Dataset records
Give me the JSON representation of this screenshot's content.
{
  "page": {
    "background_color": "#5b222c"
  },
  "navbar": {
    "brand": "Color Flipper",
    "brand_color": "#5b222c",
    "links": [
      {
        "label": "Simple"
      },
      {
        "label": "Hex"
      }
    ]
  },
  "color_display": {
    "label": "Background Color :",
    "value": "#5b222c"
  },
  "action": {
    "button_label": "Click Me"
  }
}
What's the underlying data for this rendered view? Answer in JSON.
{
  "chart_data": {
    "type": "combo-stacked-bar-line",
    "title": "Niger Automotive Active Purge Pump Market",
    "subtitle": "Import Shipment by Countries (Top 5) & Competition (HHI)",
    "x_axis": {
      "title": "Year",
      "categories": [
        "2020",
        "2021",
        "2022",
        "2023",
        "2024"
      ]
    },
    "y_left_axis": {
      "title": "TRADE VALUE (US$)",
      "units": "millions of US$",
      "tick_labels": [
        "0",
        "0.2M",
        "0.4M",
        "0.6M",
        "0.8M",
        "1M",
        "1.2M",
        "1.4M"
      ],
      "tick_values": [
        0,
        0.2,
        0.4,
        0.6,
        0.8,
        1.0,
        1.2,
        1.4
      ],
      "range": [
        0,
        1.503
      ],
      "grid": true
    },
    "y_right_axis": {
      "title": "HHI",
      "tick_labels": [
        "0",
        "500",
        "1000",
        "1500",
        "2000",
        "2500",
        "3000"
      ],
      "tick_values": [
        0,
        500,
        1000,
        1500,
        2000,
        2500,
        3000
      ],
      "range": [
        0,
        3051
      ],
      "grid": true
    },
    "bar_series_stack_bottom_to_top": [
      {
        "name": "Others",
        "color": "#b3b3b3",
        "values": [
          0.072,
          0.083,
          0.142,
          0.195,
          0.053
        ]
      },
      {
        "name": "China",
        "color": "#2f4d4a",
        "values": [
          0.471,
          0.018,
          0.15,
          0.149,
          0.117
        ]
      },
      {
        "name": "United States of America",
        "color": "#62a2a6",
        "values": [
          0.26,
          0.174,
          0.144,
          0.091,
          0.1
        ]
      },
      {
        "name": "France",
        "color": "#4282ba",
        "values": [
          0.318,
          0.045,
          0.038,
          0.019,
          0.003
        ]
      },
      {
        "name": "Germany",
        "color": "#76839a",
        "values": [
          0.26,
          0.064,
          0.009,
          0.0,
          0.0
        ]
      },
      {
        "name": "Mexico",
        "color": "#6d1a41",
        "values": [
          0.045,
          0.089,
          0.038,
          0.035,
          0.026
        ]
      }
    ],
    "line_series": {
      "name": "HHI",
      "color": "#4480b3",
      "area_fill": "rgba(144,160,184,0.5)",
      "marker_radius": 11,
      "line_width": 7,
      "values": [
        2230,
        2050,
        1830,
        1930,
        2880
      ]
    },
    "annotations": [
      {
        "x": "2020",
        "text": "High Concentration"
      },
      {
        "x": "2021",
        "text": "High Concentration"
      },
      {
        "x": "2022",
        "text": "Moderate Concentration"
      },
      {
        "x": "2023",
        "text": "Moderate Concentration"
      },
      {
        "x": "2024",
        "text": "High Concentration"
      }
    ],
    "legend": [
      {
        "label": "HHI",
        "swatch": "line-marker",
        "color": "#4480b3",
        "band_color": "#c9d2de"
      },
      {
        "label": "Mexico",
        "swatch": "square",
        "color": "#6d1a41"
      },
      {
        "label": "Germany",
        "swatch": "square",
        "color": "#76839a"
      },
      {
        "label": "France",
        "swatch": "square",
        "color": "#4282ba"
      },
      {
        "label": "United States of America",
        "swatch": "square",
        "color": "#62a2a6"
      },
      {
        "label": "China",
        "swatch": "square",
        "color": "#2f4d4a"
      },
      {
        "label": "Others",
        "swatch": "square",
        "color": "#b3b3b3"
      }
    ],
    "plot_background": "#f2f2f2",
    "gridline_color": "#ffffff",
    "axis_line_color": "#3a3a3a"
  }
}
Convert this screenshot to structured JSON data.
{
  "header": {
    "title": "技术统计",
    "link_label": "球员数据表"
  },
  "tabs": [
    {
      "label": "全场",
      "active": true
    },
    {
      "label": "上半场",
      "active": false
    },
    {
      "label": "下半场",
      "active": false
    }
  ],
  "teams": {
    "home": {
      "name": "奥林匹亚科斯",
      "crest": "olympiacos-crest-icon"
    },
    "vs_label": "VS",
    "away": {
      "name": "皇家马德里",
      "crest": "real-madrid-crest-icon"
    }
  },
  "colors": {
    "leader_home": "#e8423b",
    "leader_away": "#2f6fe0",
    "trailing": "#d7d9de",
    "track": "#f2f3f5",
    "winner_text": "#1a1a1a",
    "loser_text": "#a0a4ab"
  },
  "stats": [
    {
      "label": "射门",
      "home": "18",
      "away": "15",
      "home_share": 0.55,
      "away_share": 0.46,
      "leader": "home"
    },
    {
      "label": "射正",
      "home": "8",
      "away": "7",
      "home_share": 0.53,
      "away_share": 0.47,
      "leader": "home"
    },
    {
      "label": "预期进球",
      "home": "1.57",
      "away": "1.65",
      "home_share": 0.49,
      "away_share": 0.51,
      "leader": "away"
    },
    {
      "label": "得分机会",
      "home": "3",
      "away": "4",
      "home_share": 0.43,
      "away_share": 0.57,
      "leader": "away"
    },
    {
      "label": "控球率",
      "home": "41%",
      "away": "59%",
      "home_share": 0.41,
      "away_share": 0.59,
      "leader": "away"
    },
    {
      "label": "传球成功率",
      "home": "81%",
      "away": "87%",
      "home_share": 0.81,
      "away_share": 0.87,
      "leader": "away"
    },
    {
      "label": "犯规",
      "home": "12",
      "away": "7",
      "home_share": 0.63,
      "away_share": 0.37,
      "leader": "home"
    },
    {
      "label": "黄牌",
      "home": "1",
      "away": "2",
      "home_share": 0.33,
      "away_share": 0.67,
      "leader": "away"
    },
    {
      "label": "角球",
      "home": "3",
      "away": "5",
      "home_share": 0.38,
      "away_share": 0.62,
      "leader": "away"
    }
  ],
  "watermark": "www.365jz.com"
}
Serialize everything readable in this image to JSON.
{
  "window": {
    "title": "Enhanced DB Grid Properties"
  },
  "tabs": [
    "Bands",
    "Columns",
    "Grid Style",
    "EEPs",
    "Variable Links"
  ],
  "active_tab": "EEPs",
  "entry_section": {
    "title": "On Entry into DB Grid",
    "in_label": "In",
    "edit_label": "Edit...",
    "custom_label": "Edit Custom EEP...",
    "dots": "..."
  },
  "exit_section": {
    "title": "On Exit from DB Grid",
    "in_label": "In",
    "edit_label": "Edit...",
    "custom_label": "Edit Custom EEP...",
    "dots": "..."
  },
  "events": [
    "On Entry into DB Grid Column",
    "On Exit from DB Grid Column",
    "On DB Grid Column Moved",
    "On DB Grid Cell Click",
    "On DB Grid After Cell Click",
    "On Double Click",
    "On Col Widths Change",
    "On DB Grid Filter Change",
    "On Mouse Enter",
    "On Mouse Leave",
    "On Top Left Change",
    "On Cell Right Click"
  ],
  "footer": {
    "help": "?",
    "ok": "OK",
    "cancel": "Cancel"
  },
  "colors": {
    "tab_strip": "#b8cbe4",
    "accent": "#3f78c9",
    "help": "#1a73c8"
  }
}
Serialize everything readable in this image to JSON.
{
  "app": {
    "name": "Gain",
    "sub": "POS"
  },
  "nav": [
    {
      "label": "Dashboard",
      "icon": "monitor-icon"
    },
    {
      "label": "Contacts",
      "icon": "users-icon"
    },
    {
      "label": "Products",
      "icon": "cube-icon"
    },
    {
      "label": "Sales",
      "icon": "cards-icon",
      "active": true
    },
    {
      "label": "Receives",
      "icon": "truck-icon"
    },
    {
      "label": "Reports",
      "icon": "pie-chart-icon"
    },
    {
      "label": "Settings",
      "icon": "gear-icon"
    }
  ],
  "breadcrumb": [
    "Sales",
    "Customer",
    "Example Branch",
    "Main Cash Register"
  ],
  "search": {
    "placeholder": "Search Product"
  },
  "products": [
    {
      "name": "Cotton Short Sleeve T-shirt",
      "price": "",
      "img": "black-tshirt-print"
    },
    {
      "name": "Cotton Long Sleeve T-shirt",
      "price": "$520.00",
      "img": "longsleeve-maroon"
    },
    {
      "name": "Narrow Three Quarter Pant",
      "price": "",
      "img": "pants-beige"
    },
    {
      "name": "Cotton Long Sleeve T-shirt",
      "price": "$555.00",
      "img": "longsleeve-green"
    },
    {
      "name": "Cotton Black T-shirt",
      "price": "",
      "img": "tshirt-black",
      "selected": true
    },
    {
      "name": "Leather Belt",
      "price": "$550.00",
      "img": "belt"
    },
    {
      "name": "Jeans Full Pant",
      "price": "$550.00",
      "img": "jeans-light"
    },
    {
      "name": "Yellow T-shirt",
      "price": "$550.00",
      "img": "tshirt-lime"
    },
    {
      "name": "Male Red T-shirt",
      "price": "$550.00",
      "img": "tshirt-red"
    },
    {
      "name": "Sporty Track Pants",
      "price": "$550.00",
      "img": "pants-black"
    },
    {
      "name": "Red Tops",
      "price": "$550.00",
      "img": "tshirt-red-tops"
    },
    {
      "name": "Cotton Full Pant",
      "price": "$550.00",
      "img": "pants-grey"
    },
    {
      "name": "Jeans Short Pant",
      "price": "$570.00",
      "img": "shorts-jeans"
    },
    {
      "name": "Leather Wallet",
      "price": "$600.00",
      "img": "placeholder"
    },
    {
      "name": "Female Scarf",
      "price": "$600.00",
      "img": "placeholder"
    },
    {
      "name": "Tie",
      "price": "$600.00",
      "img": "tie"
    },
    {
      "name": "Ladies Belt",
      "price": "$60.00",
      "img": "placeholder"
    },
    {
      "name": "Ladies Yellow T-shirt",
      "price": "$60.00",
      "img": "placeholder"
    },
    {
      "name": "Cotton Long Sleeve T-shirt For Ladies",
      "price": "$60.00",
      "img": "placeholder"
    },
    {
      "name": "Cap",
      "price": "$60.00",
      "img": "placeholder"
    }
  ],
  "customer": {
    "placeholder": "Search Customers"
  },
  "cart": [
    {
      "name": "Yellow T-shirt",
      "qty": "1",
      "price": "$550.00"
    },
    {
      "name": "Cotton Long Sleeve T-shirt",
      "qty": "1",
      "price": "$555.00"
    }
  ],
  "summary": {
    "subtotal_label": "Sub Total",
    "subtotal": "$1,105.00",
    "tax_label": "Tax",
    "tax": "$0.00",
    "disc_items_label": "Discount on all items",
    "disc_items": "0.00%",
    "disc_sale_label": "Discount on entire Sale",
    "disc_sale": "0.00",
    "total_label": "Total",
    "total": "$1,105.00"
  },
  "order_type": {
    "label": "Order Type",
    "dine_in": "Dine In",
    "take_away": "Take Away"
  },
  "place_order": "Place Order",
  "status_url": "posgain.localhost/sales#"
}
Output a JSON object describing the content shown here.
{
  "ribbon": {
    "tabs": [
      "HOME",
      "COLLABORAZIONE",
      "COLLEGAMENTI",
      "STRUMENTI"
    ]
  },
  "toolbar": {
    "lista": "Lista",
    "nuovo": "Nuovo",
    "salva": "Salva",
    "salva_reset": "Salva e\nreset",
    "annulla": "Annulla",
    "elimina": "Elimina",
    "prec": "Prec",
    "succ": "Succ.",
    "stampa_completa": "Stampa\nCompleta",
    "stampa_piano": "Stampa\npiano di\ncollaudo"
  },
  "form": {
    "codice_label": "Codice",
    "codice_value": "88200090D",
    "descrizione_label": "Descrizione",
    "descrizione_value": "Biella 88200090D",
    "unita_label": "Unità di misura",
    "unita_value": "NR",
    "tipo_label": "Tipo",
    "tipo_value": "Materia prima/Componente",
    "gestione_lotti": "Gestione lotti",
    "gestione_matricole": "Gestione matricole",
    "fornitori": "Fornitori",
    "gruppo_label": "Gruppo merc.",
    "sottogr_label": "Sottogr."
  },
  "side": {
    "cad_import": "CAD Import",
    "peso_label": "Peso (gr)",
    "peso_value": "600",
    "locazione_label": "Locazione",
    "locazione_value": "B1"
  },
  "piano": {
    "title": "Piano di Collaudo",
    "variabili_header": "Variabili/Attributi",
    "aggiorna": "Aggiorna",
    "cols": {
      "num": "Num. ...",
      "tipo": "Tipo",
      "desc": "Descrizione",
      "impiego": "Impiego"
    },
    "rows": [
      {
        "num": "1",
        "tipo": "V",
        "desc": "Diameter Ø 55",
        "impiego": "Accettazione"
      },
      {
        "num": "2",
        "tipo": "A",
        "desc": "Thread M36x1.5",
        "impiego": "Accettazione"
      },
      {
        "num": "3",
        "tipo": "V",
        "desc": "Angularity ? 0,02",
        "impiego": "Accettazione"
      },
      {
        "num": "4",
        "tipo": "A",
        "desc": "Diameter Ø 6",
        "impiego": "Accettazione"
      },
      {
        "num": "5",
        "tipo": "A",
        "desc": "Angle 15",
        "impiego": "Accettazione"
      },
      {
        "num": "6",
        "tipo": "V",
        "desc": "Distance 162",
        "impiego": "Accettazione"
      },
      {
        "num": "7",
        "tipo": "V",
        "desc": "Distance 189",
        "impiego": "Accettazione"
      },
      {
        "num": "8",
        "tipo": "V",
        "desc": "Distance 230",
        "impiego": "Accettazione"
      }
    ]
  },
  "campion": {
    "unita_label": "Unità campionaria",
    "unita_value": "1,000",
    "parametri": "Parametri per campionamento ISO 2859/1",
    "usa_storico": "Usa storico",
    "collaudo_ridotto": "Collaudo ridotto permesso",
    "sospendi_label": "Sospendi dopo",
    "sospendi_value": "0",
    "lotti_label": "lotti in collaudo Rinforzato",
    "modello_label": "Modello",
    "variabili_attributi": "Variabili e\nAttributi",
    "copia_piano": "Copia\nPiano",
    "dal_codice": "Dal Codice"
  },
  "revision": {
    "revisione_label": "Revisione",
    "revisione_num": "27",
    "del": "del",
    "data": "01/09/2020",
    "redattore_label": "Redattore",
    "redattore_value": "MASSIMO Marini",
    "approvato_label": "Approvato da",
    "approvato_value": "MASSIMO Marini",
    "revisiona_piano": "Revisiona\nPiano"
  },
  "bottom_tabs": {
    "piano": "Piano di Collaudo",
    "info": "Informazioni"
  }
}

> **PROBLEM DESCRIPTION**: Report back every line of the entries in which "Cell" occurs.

> **SOLUTION TO THIS EXERCISE**:
    "On DB Grid Cell Click",
    "On DB Grid After Cell Click",
    "On Cell Right Click"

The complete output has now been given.